Data for this task Block Start

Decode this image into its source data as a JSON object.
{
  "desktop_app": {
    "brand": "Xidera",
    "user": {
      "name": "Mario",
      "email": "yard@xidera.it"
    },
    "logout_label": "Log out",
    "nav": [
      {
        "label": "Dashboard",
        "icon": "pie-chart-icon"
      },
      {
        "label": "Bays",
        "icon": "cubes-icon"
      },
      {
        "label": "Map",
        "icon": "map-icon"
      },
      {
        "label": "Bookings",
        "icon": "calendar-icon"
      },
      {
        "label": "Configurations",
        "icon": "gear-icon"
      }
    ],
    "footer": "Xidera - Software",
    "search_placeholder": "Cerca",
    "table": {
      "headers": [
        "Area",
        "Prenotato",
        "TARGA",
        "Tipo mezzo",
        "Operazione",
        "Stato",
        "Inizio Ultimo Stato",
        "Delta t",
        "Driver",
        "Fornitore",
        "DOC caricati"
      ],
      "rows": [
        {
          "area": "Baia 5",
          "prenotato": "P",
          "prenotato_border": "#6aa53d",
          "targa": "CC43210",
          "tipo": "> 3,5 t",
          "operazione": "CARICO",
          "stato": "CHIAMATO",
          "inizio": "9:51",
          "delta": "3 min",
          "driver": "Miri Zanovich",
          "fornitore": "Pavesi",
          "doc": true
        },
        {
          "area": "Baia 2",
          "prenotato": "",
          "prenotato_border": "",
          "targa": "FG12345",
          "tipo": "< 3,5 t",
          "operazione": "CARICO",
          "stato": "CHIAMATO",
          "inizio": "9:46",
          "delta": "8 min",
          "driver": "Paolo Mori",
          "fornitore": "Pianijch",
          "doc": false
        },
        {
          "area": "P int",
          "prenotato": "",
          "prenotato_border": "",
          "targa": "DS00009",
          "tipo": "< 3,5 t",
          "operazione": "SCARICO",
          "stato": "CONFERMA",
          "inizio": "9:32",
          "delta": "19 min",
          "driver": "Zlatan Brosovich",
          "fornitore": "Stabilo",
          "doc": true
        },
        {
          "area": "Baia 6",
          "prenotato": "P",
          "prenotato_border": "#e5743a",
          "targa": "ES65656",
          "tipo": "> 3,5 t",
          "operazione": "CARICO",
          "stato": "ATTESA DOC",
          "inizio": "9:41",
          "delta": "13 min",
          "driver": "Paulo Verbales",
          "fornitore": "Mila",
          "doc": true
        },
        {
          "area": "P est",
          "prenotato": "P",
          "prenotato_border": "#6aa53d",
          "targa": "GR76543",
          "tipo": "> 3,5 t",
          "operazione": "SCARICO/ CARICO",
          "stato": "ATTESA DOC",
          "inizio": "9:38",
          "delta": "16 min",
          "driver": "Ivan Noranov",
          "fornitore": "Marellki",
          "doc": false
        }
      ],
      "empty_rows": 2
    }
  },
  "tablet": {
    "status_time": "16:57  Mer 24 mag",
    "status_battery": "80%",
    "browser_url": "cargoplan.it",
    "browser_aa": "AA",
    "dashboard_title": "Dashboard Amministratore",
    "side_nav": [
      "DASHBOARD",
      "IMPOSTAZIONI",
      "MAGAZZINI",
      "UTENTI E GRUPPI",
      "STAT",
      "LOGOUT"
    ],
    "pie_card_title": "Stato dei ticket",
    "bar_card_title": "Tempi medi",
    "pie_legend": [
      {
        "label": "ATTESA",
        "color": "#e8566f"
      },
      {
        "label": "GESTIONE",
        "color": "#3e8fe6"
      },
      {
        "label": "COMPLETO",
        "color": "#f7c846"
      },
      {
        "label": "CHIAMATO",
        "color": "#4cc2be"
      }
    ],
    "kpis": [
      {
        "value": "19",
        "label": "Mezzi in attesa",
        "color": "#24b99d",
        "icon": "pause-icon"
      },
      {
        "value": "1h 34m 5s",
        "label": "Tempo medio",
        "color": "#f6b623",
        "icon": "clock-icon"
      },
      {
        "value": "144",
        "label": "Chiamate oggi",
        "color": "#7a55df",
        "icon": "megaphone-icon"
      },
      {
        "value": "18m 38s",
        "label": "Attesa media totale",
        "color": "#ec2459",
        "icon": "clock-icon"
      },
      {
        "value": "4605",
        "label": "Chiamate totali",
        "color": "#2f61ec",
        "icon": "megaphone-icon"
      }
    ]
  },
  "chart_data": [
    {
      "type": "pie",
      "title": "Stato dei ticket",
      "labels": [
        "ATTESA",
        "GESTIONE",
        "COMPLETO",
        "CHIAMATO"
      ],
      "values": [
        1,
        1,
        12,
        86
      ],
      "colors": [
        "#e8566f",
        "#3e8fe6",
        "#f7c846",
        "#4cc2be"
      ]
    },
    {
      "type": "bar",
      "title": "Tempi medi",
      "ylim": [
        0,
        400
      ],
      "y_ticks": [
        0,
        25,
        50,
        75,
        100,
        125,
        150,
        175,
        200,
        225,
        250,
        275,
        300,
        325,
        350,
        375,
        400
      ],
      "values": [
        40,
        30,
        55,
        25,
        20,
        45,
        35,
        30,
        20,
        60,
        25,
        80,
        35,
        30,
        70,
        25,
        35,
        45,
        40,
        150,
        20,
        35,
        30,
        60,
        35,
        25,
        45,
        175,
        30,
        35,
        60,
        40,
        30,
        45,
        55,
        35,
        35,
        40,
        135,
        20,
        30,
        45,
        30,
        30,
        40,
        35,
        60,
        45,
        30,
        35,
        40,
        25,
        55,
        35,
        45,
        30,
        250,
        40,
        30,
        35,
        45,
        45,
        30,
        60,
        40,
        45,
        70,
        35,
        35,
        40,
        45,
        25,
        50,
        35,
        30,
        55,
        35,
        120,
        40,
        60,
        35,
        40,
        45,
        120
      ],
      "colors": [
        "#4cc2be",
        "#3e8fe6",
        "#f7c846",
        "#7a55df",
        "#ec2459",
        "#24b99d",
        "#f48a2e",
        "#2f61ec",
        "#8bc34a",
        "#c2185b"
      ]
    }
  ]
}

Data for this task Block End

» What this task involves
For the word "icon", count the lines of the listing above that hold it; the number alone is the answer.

» Response to this task
10